Safeguarding the IC industry from reverses
The time for EVs is now but the industry and authorities will have to apply a delicate balance when advocating the benefits of it. Caveats have to be in place to ensure that the vibrant internal combustion (IC) industry does not suffer further problems.

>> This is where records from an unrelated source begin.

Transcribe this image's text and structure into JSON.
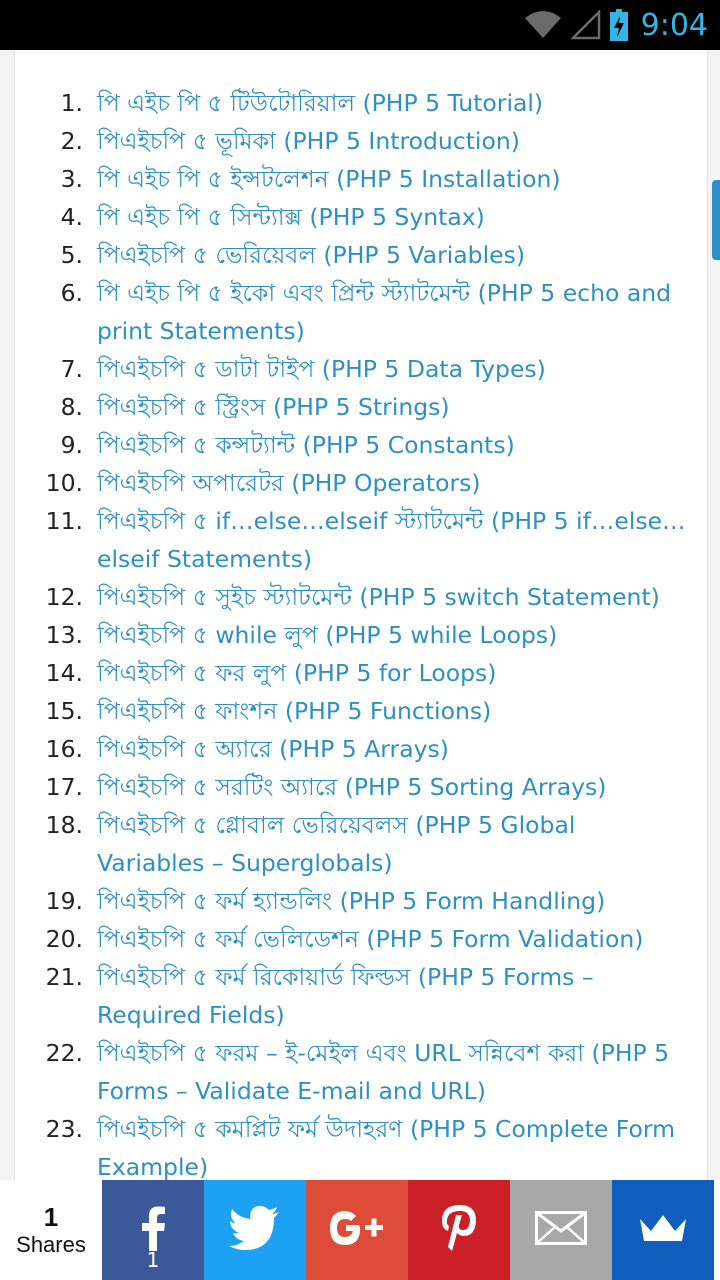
{
  "status_bar": {
    "time": "9:04",
    "icons": [
      "wifi-icon",
      "signal-icon",
      "battery-charging-icon"
    ]
  },
  "toc": [
    {
      "num": "1.",
      "text": "পি এইচ পি ৫ টিউটোরিয়াল (PHP 5 Tutorial)"
    },
    {
      "num": "2.",
      "text": "পিএইচপি ৫ ভূমিকা (PHP 5 Introduction)"
    },
    {
      "num": "3.",
      "text": "পি এইচ পি ৫ ইন্সটলেশন (PHP 5 Installation)"
    },
    {
      "num": "4.",
      "text": "পি এইচ পি ৫ সিন্ট্যাক্স (PHP 5 Syntax)"
    },
    {
      "num": "5.",
      "text": "পিএইচপি ৫ ভেরিয়েবল (PHP 5 Variables)"
    },
    {
      "num": "6.",
      "text": "পি এইচ পি ৫ ইকো এবং প্রিন্ট স্ট্যাটমেন্ট (PHP 5 echo and print Statements)"
    },
    {
      "num": "7.",
      "text": "পিএইচপি ৫ ডাটা টাইপ (PHP 5 Data Types)"
    },
    {
      "num": "8.",
      "text": "পিএইচপি ৫ স্ট্রিংস (PHP 5 Strings)"
    },
    {
      "num": "9.",
      "text": "পিএইচপি ৫ কন্সট্যান্ট (PHP 5 Constants)"
    },
    {
      "num": "10.",
      "text": "পিএইচপি অপারেটর (PHP Operators)"
    },
    {
      "num": "11.",
      "text": "পিএইচপি ৫ if…else…elseif স্ট্যাটমেন্ট (PHP 5 if…else…elseif Statements)"
    },
    {
      "num": "12.",
      "text": "পিএইচপি ৫ সুইচ স্ট্যাটমেন্ট (PHP 5 switch Statement)"
    },
    {
      "num": "13.",
      "text": "পিএইচপি ৫ while লুপ (PHP 5 while Loops)"
    },
    {
      "num": "14.",
      "text": "পিএইচপি ৫ ফর লুপ (PHP 5 for Loops)"
    },
    {
      "num": "15.",
      "text": "পিএইচপি ৫ ফাংশন (PHP 5 Functions)"
    },
    {
      "num": "16.",
      "text": "পিএইচপি ৫ অ্যারে (PHP 5 Arrays)"
    },
    {
      "num": "17.",
      "text": "পিএইচপি ৫ সরটিং অ্যারে (PHP 5 Sorting Arrays)"
    },
    {
      "num": "18.",
      "text": "পিএইচপি ৫ গ্লোবাল ভেরিয়েবলস (PHP 5 Global Variables – Superglobals)"
    },
    {
      "num": "19.",
      "text": "পিএইচপি ৫ ফর্ম হ্যান্ডলিং (PHP 5 Form Handling)"
    },
    {
      "num": "20.",
      "text": "পিএইচপি ৫ ফর্ম ভেলিডেশন (PHP 5 Form Validation)"
    },
    {
      "num": "21.",
      "text": "পিএইচপি ৫ ফর্ম রিকোয়ার্ড ফিল্ডস (PHP 5 Forms – Required Fields)"
    },
    {
      "num": "22.",
      "text": "পিএইচপি ৫ ফরম – ই-মেইল এবং URL সন্নিবেশ করা (PHP 5 Forms – Validate E-mail and URL)"
    },
    {
      "num": "23.",
      "text": "পিএইচপি ৫ কমপ্লিট ফর্ম উদাহরণ (PHP 5 Complete Form Example)"
    }
  ],
  "share_bar": {
    "count": "1",
    "label": "Shares",
    "buttons": [
      {
        "name": "facebook-share-button",
        "icon": "facebook-icon",
        "color": "#3b5998",
        "count": "1"
      },
      {
        "name": "twitter-share-button",
        "icon": "twitter-icon",
        "color": "#1da1f2",
        "count": ""
      },
      {
        "name": "google-plus-share-button",
        "icon": "google-plus-icon",
        "color": "#dd4b39",
        "count": ""
      },
      {
        "name": "pinterest-share-button",
        "icon": "pinterest-icon",
        "color": "#cb2027",
        "count": ""
      },
      {
        "name": "email-share-button",
        "icon": "email-icon",
        "color": "#a8a8a8",
        "count": ""
      },
      {
        "name": "sumo-share-button",
        "icon": "crown-icon",
        "color": "#0f5dbd",
        "count": ""
      }
    ]
  }
}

Almost 40-50 percent of the roughly $40-billion turnover of the auto component industry comes from this segment and engine and powertrain accounts for over 30 per cent of the country’s $11 billion exports bill. The sector employs 1.5 million people directly and indirectly. The industry has also had an gross block of around $12 billion. The introduction of new technologies must ensure that the existing industry is not disrupted from further reverses. Car sales are registering an optimistic turnaround specially in the compact vehicle segment given that more people are avoiding public transport in the era of the pandemic. The Indian automotive industry accounts for over 7 percent of the country’s GDP, as well as 22 percent of the manufacturing GDP. According to the industry body Society of Indian Automobile Manufacturers, the industry supports more than 3.7 crore employment and with GST collections it provides for nearly 15 per cent of total GST collection of the country in a year. The auto sector is also one of the biggest recipients of FDIs, given that between April 2000 and March 2020, the sector has received FDI amounting to $ 24.2 billion.